The Suits index of a public policy is a measure of tax progressiveness, named for economist Daniel B. Suits. Similar to the Gini coefficient, the Suits index is calculated by comparing the area under the Lorenz curve to the area under a proportional line. For a progressive tax (for example, where higher income tax units pay a greater fraction of their income as tax), the Suits index is positive. A proportional tax (for example, where each unit pays an equal fraction of income) has a Suits index of zero, and a regressive tax (for example, where lower income tax units pay a greater fraction of income in tax) has a negative Suits index. A theoretical tax where the richest person pays all the tax has a Suits index of 1, and a tax where the poorest person pays everything has a Suits index of −1. Tax preferences (credits and deductions) also have a Suits index.
Types of tax
By definition, a flat income tax has a Suits index of zero. However, almost all income tax systems allow for some amount of income to be earned without tax (an exemption amount) to avoid collecting tax from very low income units. Also, most income tax systems provide for higher marginal tax rates at higher income. These effects combine to make income taxes generally progressive, and therefore have a positive Suits index.
Sales taxes are generally charged on each purchase, with no low income exemption. Additionally, lower income tax units generally spend a greater proportion of income on taxable purchases, while higher income units will save or invest a larger part of income. Therefore, sales taxes are generally regressive, and have a negative Suits index.

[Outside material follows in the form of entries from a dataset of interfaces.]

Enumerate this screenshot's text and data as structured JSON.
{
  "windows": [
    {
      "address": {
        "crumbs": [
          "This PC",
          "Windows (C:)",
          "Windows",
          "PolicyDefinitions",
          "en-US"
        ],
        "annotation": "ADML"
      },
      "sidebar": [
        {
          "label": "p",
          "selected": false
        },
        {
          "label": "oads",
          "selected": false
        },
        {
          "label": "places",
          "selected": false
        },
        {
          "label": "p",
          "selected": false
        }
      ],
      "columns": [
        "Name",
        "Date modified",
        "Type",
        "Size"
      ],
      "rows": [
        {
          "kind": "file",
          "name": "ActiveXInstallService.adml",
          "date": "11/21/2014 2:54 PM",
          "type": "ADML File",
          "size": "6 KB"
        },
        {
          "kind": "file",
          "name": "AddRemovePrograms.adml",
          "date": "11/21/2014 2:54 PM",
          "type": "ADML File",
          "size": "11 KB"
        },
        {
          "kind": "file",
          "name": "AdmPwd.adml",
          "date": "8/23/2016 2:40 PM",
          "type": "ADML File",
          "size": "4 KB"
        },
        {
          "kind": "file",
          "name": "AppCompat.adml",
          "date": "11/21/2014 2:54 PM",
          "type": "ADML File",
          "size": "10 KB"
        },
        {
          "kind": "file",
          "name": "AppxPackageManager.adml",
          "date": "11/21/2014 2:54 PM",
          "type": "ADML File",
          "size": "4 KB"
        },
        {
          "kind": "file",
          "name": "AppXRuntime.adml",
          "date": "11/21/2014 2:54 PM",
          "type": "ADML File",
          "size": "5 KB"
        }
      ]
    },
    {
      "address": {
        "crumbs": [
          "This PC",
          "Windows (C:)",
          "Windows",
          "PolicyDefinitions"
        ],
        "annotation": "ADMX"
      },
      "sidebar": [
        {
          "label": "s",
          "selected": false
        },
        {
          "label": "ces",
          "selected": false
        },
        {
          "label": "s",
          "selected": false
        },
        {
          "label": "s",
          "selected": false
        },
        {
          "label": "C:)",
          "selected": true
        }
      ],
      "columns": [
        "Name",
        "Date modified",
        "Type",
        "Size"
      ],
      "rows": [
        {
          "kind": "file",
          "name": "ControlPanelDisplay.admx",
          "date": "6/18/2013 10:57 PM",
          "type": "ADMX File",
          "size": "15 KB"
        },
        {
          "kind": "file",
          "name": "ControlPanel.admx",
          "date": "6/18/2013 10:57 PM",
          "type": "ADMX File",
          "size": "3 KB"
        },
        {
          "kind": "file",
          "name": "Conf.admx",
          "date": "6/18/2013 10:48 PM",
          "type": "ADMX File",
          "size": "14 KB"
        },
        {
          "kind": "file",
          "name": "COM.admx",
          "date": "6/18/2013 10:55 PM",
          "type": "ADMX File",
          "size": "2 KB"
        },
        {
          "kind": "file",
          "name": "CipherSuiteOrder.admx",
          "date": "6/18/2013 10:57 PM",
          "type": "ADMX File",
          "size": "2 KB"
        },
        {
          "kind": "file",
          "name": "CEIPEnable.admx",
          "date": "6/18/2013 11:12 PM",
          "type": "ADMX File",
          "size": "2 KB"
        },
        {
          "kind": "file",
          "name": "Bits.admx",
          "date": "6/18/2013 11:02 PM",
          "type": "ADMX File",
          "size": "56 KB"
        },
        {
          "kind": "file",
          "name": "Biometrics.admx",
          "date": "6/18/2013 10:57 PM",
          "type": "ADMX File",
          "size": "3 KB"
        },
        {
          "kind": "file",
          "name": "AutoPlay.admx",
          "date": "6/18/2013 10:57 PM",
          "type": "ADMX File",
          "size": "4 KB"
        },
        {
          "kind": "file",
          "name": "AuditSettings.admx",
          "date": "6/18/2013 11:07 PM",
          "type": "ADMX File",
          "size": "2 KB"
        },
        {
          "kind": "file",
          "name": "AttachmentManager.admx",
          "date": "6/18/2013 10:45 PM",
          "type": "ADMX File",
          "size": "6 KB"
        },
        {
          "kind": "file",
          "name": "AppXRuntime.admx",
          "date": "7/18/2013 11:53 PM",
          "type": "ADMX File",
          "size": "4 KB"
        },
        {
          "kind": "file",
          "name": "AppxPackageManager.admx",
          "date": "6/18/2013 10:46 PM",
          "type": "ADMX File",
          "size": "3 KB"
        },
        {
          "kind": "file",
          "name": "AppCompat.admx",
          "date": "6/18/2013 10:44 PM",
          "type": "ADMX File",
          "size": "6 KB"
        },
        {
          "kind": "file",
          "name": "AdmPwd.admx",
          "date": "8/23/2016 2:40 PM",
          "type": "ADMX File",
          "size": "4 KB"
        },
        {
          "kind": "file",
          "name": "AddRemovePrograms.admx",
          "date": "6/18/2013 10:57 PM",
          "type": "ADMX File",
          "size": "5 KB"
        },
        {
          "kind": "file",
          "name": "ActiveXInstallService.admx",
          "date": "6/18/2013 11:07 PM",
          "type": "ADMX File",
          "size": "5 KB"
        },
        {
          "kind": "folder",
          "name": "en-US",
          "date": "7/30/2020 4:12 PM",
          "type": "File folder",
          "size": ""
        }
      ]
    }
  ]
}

Excise taxes are typically charged on items like gasoline, alcohol or tobacco products. Since the tax rate is typically high, and there is a practical limit to the amount of product that can be consumed, this tax is generally more regressive and has a very negative Suits index.
Properties of Suits indexes
The Suits index has the useful property that the total Suits index of a group of taxes or policies is the revenue-weighted sum of the individual indexes. The Suits index is also related closely to the Gini coefficient. While a Gini coefficient of zero means that all persons receive the same income or benefit as a per capita value, a Suits index of zero means that each person pays the same tax as a percentage of income. Additionally, a Poll Tax has a Suits Index equal to the negative of the Gini coefficient for the same group.
Critics of the Suits index state that because of lifetime income smoothing, consumption is a better measure of economic well-being to compare tax burdens.
Examples of Suits indexes
|Tax||Estimated Suits index|
|Motor vehicle sales tax||−0.14|
|Cigarette and tobacco excise taxes||−0.486|
|State income tax (Minnesota)||0.21|
- Suits, Daniel B. (1977). "Measurement of Tax Progressivity". American Economic Review 67 (4): 747–752. JSTOR 1813408.
- B.N., Mandal (1 Jan 2009). Global Encyclopaedia of Welfare Economics. Page 282: Global Vision Publishing Ho. Retrieved December 5, 2013.
- "Confidence Intervals for the Suits Index". National Tax Journal. March 2003. Retrieved 2007-05-16.
- Distributive impacts of alternative tax structures. The case of Uruguay, Retrieved December 5, 2013
- Auerbach, Alan J (2005-08-25). "A Consumption Tax". The Wall Street Journal. Retrieved 2008-02-05.
- "Who Pays Texas Taxes?". Center for Public *Policy Priorities. 2007-03-20. Retrieved 2007-05-16.
- "Tax Fairness Declining in Minnesota". Minnesota Budget Project. April 2007. Retrieved 2007-05-16.